In December 2008, the Government announced details of its target to source 20 per cent of Australia’s electricity from renewables by 2020, representing an almost fivefold increase in Australia’s existing renewable energy target. Within this target, the Government also announced new ‘Solar Credits’ which will replace the Solar Homes and Communities Plan as the Government’s primary means of supporting the installation of household solar power systems in 2009.

From 1 July 2009, Solar Credits will provide first-time solar PV installations with a subsidy five times greater than large-scale renewables, up to the first 1.5 kilowatts of installed system capacity.

Solar Credits will provide a clear pathway for future growth in the solar industry, based in legislation. The new scheme will not be means tested and will be open to households, schools, communities, businesses and developers for first-time installations at premises. Any purchaser of a new micro-generation unit that meets Australian standards and is installed by an accredited installer will be eligible, including small-scale wind and hydro.

Solar Credits will provide a higher subsidy in areas of Australia where solar systems produce more renewable energy and therefore a greater environmental benefit. The actual value of this incentive will depend on the geographical location of the installation and the value of Renewable Energy Certificates (RECs) at the time but in much of Australia this is worth approximately $7,500 based on current REC values.

The SHOP will transition to the Solar Credits scheme during 2009. In the meantime, the Government is continuing to meet demand under the SHCP and will work closely with industry on a smooth transition to the new arrangements.

The petition refers broadly to the Government’s actions in relation to building a sustainable future and supporting small business. In addition to the ongoing record levels of demand and funding for the SHCP, the Government’s commitment to the solar industry and to energy efficiency was further strengthened on 3 February, with the announcement of the $3.9 billion Energy Efficient Homes package. This unprecedented investment includes providing ceiling insulation to around 2.7 million Australian homes—most of them free of charge—and increasing the current Solar Hot Water Rebate from $1,000 to $1,600 and removing program’s previous means test.

The Energy Efficient Homes package is expected to reduce Australia’s greenhouse gas emissions by almost 50 megatonnes of carbon dioxide equivalent in the period to 2020, and provide significant support for green jobs as part of the Government’s Nation Building and Jobs Plan.

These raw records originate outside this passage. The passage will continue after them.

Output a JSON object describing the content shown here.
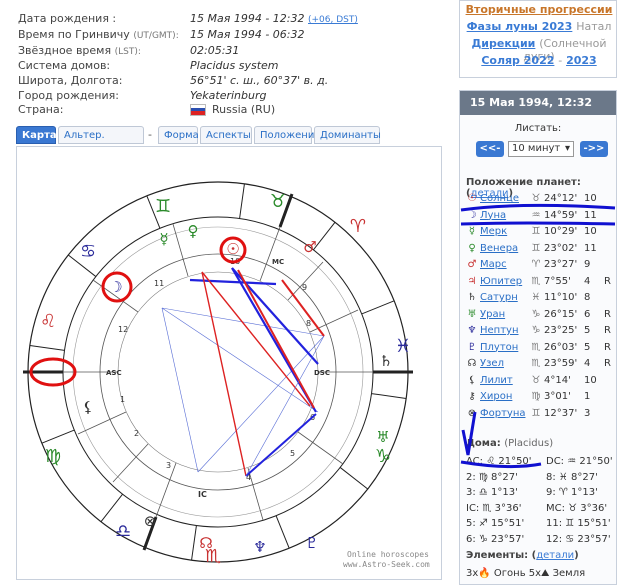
{
  "info": [
    {
      "label": "Дата рождения :",
      "value": "15 Мая 1994 - 12:32",
      "extra": "(+06, DST)"
    },
    {
      "label": "Время по Гринвичу",
      "label_small": "(UT/GMT):",
      "value": "15 Мая 1994 - 06:32"
    },
    {
      "label": "Звёздное время",
      "label_small": "(LST):",
      "value": "02:05:31"
    },
    {
      "label": "Система домов:",
      "value": "Placidus system"
    },
    {
      "label": "Широта, Долгота:",
      "value": "56°51' с. ш., 60°37' в. д."
    },
    {
      "label": "Город рождения:",
      "value": "Yekaterinburg"
    },
    {
      "label": "Страна:",
      "value": "Russia (RU)"
    }
  ],
  "tabs": [
    "Карта",
    "Альтер. графика",
    "-",
    "Форма",
    "Аспекты",
    "Положение",
    "Доминанты"
  ],
  "chart": {
    "watermark1": "Online horoscopes",
    "watermark2": "www.Astro-Seek.com",
    "asc_label": "ASC",
    "dsc_label": "DSC",
    "mc_label": "MC",
    "ic_label": "IC",
    "houses": [
      "1",
      "2",
      "3",
      "4",
      "5",
      "6",
      "7",
      "8",
      "9",
      "10",
      "11",
      "12"
    ]
  },
  "top_links": [
    {
      "text": "Вторичные прогрессии"
    },
    {
      "text": "Фазы луны 2023",
      "tail": "Натал"
    },
    {
      "text": "Дирекции",
      "tail": "(Солнечной дуги)"
    },
    {
      "text": "Соляр 2022",
      "sep": "-",
      "text2": "2023"
    }
  ],
  "panel": {
    "header": "15 Мая 1994, 12:32",
    "scroll_label": "Листать:",
    "prev": "<<-",
    "next": "->>",
    "step": "10 минут",
    "planets_title": "Положение планет:",
    "planets_link": "детали",
    "planets": [
      {
        "sym": "☉",
        "name": "Солнце",
        "zsym": "♉",
        "deg": "24°12'",
        "house": "10",
        "r": ""
      },
      {
        "sym": "☽",
        "name": "Луна",
        "zsym": "♒",
        "deg": "14°59'",
        "house": "11",
        "r": ""
      },
      {
        "sym": "☿",
        "name": "Мерк",
        "zsym": "♊",
        "deg": "10°29'",
        "house": "10",
        "r": ""
      },
      {
        "sym": "♀",
        "name": "Венера",
        "zsym": "♊",
        "deg": "23°02'",
        "house": "11",
        "r": ""
      },
      {
        "sym": "♂",
        "name": "Марс",
        "zsym": "♈",
        "deg": "23°27'",
        "house": "9",
        "r": ""
      },
      {
        "sym": "♃",
        "name": "Юпитер",
        "zsym": "♏",
        "deg": "7°55'",
        "house": "4",
        "r": "R"
      },
      {
        "sym": "♄",
        "name": "Сатурн",
        "zsym": "♓",
        "deg": "11°10'",
        "house": "8",
        "r": ""
      },
      {
        "sym": "♅",
        "name": "Уран",
        "zsym": "♑",
        "deg": "26°15'",
        "house": "6",
        "r": "R"
      },
      {
        "sym": "♆",
        "name": "Нептун",
        "zsym": "♑",
        "deg": "23°25'",
        "house": "5",
        "r": "R"
      },
      {
        "sym": "♇",
        "name": "Плутон",
        "zsym": "♏",
        "deg": "26°03'",
        "house": "5",
        "r": "R"
      },
      {
        "sym": "☊",
        "name": "Узел",
        "zsym": "♏",
        "deg": "23°59'",
        "house": "4",
        "r": "R"
      },
      {
        "sym": "⚸",
        "name": "Лилит",
        "zsym": "♉",
        "deg": "4°14'",
        "house": "10",
        "r": ""
      },
      {
        "sym": "⚷",
        "name": "Хирон",
        "zsym": "♍",
        "deg": "3°01'",
        "house": "1",
        "r": ""
      },
      {
        "sym": "⊗",
        "name": "Фортуна",
        "zsym": "♊",
        "deg": "12°37'",
        "house": "3",
        "r": ""
      }
    ],
    "houses_title": "Дома:",
    "houses_sub": "(Placidus)",
    "houses": [
      {
        "a": "AC: ♌ 21°50'",
        "b": "DC: ♒ 21°50'"
      },
      {
        "a": "2: ♍ 8°27'",
        "b": "8: ♓ 8°27'"
      },
      {
        "a": "3: ♎ 1°13'",
        "b": "9: ♈ 1°13'"
      },
      {
        "a": "IC: ♏ 3°36'",
        "b": "MC: ♉ 3°36'"
      },
      {
        "a": "5: ♐ 15°51'",
        "b": "11: ♊ 15°51'"
      },
      {
        "a": "6: ♑ 23°57'",
        "b": "12: ♋ 23°57'"
      }
    ],
    "elements_title": "Элементы:",
    "elements_link": "детали",
    "elements_line": "3x🔥 Огонь    5x⛰ Земля"
  }
}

I appreciate the suggestions from the Committee regarding the levels of rebates and eligibility. I will consider the suggestions outlined in the petition in any ongoing policy decisions regarding the future of support for solar installations.

from the Minister for the Environment, Heritage and the Arts, Mr Garrett, to a petition presented on 3 December 2008, by Mr Wood (from 374 citizens)